In Sean Spicer’s new book, “The Briefing,” released Tuesday, the former White House press secretary criticizes a “click-based media attitude that it is more important to be first than right.” He singles out a Wall Street Journal story from July 2017 that “falsely accused me of taking a mini-fridge from junior staffers.”
But Fridgegate is real and Spicer’s denial is fake news, according to six former White House staffers. “It’s very Sean-like to lie about something that he just could have just ignored,” said one of those staffers.
In the first weeks of the Trump administration, according to all six former staffers, the mini-fridge from the office of low-level administration officials in the Eisenhower Executive Office Building (EEOB) was moved into Spicer’s office over the protests of subordinates. The aides used the fridge often, and said Spicer should buy his own fridge with his $179,700 annual White House salary.
In retaliation for the fridge’s disappearance, some lower-level staffers leaked the story to the media, a sign of just how fractious the White House had become in the early months of the Trump administration.
“Most of us were like, ‘Fuck, yeah, this slight will not go unpunished. It was our little protest against a very bad man,’” said one former White House official. “We were like freedom fighters, basically.”

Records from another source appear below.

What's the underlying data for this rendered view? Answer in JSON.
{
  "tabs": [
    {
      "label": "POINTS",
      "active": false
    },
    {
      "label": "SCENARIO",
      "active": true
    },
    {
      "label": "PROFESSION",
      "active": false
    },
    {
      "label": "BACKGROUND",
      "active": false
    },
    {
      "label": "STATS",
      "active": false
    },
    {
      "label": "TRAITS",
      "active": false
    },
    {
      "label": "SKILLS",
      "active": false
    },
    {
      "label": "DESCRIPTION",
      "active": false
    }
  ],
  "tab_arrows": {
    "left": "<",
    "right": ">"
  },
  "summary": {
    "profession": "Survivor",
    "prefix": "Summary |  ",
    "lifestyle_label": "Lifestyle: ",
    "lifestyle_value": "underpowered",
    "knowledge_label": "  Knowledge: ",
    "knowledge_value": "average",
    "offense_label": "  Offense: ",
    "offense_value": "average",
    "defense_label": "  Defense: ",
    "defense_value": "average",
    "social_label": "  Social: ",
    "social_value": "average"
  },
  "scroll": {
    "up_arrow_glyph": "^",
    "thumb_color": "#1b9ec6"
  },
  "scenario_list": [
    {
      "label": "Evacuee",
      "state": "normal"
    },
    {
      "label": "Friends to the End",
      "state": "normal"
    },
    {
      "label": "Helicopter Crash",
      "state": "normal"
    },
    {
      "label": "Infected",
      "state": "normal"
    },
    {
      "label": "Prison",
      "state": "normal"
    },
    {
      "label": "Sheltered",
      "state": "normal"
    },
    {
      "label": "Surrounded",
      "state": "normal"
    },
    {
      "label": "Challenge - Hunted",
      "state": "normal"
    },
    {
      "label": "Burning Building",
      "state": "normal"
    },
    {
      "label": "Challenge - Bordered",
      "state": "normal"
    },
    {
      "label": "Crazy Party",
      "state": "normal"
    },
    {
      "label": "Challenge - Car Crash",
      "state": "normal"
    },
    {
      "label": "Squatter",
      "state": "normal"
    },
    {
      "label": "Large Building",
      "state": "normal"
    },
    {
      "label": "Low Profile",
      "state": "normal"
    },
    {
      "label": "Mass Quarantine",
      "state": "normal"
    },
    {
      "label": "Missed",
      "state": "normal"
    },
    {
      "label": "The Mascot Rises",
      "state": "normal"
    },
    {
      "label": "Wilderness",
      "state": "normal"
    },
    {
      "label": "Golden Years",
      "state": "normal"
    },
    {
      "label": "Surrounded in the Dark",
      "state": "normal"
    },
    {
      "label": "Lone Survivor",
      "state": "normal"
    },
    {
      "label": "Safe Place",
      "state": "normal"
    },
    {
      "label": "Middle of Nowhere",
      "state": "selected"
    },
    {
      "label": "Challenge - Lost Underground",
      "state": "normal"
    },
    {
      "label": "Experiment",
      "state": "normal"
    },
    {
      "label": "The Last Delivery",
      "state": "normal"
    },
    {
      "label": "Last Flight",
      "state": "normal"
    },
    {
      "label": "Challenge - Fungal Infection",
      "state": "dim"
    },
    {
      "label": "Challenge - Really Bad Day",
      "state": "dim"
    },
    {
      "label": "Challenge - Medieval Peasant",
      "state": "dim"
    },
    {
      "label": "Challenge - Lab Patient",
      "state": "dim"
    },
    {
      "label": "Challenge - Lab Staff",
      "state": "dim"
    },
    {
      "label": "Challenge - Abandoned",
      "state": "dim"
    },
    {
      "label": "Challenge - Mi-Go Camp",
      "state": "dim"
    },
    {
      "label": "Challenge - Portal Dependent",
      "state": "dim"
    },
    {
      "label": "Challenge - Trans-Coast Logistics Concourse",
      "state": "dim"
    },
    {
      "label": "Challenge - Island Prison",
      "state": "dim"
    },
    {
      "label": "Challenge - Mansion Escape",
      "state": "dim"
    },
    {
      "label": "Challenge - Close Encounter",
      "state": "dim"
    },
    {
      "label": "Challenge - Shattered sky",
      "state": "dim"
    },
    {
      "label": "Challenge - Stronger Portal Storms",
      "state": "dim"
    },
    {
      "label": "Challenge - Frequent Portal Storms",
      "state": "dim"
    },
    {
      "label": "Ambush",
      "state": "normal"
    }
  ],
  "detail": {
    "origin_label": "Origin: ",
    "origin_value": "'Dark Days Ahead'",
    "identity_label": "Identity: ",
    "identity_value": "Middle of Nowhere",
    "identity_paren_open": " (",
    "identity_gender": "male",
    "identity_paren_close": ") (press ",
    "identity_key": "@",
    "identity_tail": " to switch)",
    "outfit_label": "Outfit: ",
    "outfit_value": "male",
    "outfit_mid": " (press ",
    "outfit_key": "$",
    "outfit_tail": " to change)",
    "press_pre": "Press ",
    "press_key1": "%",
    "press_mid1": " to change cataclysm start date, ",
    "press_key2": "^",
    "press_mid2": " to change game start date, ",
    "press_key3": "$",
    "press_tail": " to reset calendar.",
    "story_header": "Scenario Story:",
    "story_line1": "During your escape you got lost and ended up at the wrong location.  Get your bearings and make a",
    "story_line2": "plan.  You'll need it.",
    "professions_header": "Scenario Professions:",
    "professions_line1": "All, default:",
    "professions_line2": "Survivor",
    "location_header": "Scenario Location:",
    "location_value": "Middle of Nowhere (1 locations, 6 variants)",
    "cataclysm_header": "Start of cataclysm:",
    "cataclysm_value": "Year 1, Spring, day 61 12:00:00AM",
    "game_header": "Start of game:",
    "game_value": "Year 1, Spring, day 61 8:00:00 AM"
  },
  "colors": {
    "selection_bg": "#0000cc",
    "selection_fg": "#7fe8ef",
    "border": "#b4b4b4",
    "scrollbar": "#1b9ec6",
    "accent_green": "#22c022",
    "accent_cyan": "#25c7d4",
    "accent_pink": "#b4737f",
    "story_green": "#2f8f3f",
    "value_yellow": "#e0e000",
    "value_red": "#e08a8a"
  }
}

“Most of us were like, ‘Fuck, yeah, this slight will not go unpunished.'”
Spicer had asked for the fridge early on in his White House tenure, and sent an aide over to retrieve it, only to be rebuffed. Then around 7:30 p.m. one evening, a former White House official saw Spicer carry the fridge out of the office — electrical cord dangling behind — outside the EEOB, down the stairs, and over to the West Wing. The same official saw it in Spicer’s office soon after.
Spicer didn’t end up even keeping the fridge he'd taken; he replaced it with a bigger one that could more easily fit the freezer mugs he often used, according to one former official who saw both fridges in Spicer’s office.
Spicer did not respond to multiple requests for comment. His book has been criticized for other inaccuracies, such as recalling a reporter asking Barack Obama a question in 1999 —10 years before his presidency. The book also confuses Christopher Steele, author of the infamous pee tape dossier, with Michael Steele, the former head of the Republican Party, as the Wall Street Journal first pointed out.
One former White House official defended Spicer and said that the fridge story had been hyped as a theft and spun by reporters eager to make the press secretary look dumb. “Due to mold concerns, West Wing staff were not able to have fridges installed in their offices. So Sean had one brought over from one of the EEOB offices in his department, and that fridge was to be replaced — and it was,” the former official said.
The fridge was ultimately replaced months after Spicer took it and following the Wall Street Journal story, but aides making as little as $51,000 a year were frustrated that they didn't have a place for their Lean Cuisines, containers of chicken and rice, and lunchmeat sandwiches brought from home during that time.
Their gripes struck some in the White House as ridiculous millennial whining, while others saw it as Spicer absurdly throwing his weight around with his subordinates in the face of near-constant criticism from the press and, often, from the president.
“As always, I felt a twinge of anxiety whenever summoned to see the president,” Spicer wrote in his book. “Typically, if you are called into the Oval Office, it isn’t for an ‘attaboy.’”
Cover image: Sean Spicer talks to host David Webb during a SiriusXM Patriot Forum at the SiriusXM Studios on July 23, 2018 in New York City. (Photo by Cindy Ord/Getty Images for SiriusXM )